While always a part of the community at Alice Griffith, the presence of housing officers alone could not remedy the amount of crime that occurred in the complex in the years leading up to the neighborhood overhaul.
In 2011, Alice Griffith had 52 Part 1 crimes — which include aggravated assault, arson, burglary, homicide, larceny and theft, robbery, sex offenses and vehicle theft, according to data from SFPD. The majority of the incidents were aggravated assault, burglary and larceny or theft.
But so far this year, as residents move into the new units and begin a new chapter in their lives, there have been a total of six Part 1 crime incidents, according to the same data.
“It’s much more calm here,” said Wallace, who added she feels more safe knowing Ortiz is still in her neighborhood. “When I don’t see him around, I start to get worried.”
“But it wasn’t always that way,” Ortiz pointed out.
During the first few years Ortiz worked at Alice Griffith, neighborhood rivalries were so explosive that there were massive brawls and shootings in broad daylight, Ortiz remembered.
“And people didn’t want to talk when I came in,” he said. “But I kept coming back. I mean, I could have given up on them early on, but I kept giving them respect, talking to them.”
Ortiz said that housing officers have been doing community policing in Bayview for more than a decade. Agreeing with Ortiz and Dozier, Mannix said that continuity forms the groundwork for true community policing. Residents should really know their officer.
Police Chief Bill Scott announced earlier this month that he would increase a foot-patrol presence in the Mission, Central, Park, Taraval and Ingleside police districts. Vaswani told Bayview residents that he plans to double foot-patrols there by November.
“Housing officers are doing patrols, too, of course, but they’re doing so much more than that,” said Rose Marie Dennis, spokesperson for the San Francisco Housing Authority, which is helping oversee the transformation of the city’s public housing. “We view housing officers as a partner in communicating with developments. They’re like community ambassadors.”
As several police districts focus on adding more foot-patrols, housing officers at Alice Griffith have become increasingly involved in community-building programs under the new revitalization project, whether it’s providing career services or empowering youth who have committed crimes on the blocks. They, as Dozier said, are part of the transformation of lives.

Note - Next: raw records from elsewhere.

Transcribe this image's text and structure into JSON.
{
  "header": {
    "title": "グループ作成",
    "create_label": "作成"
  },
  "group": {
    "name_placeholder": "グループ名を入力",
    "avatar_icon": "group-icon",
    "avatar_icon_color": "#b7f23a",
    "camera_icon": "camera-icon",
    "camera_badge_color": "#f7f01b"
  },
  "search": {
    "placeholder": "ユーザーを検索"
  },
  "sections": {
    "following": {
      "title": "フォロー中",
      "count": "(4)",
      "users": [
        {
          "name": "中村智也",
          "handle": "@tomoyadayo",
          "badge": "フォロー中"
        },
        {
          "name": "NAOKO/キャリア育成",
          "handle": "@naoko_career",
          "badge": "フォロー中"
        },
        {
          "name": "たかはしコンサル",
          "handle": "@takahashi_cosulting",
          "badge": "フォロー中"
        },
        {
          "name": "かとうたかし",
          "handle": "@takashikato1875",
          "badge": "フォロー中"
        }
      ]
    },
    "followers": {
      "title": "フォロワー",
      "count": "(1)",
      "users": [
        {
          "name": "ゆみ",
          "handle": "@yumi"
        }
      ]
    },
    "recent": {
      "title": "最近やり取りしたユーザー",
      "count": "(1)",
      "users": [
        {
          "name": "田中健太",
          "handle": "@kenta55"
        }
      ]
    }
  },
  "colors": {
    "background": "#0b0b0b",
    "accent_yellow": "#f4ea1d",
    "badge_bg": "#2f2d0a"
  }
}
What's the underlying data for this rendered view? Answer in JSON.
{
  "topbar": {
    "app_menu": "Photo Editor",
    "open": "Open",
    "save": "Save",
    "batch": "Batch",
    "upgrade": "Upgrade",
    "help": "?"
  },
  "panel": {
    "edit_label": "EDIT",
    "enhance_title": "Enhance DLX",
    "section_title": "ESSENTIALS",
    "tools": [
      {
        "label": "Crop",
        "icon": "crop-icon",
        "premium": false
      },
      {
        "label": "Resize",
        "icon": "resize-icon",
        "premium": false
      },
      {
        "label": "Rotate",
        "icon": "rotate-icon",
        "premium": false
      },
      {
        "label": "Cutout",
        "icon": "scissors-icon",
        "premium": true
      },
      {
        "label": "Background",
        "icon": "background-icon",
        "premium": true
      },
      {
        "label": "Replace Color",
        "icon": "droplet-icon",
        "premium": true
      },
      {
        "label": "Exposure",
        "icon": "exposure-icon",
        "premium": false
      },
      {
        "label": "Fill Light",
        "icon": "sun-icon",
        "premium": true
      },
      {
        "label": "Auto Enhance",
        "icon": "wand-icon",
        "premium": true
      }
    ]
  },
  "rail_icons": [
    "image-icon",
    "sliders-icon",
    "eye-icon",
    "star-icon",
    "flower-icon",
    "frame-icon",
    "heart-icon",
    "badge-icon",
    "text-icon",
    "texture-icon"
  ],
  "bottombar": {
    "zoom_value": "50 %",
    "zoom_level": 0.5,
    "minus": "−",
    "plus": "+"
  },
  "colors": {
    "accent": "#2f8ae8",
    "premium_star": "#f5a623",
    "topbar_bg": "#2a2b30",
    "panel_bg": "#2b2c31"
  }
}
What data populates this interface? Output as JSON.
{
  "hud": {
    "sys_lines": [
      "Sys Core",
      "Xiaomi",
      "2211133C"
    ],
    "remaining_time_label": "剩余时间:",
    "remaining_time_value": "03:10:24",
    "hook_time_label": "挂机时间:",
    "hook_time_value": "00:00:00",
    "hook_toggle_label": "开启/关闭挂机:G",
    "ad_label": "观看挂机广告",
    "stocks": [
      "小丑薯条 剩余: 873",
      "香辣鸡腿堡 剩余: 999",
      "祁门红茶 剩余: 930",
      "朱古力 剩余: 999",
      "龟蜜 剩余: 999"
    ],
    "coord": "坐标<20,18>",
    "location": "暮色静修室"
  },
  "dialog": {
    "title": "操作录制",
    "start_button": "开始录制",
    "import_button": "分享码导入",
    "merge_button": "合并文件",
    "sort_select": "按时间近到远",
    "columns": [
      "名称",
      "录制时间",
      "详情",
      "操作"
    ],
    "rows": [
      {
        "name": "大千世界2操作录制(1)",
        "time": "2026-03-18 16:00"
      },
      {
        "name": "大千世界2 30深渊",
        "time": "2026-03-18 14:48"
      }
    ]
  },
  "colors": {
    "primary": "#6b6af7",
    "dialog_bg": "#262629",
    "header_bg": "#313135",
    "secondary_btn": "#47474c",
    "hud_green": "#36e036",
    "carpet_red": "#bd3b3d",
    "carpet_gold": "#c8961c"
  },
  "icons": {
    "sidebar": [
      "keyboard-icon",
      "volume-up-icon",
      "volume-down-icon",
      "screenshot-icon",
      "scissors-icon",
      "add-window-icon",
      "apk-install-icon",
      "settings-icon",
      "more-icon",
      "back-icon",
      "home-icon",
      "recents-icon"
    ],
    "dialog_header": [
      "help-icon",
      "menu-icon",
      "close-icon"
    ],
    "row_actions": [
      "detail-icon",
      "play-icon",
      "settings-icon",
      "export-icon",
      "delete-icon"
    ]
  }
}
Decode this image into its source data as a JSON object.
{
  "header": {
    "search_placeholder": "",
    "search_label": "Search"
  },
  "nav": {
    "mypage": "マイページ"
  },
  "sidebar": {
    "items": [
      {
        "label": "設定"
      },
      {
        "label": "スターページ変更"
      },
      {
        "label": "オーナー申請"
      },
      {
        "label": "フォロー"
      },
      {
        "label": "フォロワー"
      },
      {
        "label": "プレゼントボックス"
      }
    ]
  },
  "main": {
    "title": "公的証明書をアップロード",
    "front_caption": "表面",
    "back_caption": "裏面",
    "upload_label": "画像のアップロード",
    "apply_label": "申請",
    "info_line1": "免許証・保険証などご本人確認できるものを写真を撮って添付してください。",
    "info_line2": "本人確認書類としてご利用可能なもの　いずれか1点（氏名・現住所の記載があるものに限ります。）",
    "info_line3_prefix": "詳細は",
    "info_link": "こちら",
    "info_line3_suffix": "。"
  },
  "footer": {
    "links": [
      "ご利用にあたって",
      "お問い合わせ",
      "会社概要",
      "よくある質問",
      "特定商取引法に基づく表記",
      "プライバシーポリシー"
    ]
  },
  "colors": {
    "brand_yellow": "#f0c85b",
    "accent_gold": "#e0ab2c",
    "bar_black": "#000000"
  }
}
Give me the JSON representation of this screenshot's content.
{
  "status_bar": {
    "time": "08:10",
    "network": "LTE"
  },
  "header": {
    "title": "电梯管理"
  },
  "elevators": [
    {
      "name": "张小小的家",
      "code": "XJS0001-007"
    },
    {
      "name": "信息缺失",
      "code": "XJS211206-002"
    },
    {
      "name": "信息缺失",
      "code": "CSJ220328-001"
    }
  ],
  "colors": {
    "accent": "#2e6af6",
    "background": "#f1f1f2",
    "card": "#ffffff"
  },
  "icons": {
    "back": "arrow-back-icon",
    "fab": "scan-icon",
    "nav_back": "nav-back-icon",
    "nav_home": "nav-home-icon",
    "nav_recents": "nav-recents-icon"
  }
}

Ortiz, for example, envisioned and launched the Seeds of Success, or SOS, program — a partnership with SFPD, the District Attorney’s Office and community-based organizations — to educate Bayview kids. The class, which meets every month at the Bayview police station, culminates in a trip to the nation’s capital.
Dozier said it is important to build trust between Bayview’s youth and “people in the judicial system who have been seen as trying to lock those kids up.”
“These kids need to know there are opportunities out there beyond what they’ve known on these streets,” Ortiz said.
At Alice Griffith, a couple hundred families who lived in the old public housing units across the street have already moved in, with the remaining residents predicted to move in within the next year.
Dozier said there are specific public safety challenges he and the housing officers are preparing for as the transition continues, including improved lighting and supervision in parts of the old grounds next door that await demolition and remodeling.
And many of the long-term residents there will soon share the space with complete newcomers from different socioeconomic brackets. The redevelopment at Alice Griffith is designed to be a mixed-income community.
“There are people here with history, people who are so resilient, who faced the threat of getting shot every day, who did whatever they could to make it,” Dozier said. “And then there will be new people coming in who haven’t really had to face those fears to the same degree.”
Housing officers, Dozier added, will help bridge those communities and navigate what he called “subcultural” differences between residents.
“So much of my job now entails getting to know these new folks,” Ortiz said. “The relationships I’ve built before in this community took years. I feel like I’m starting my job all over again.”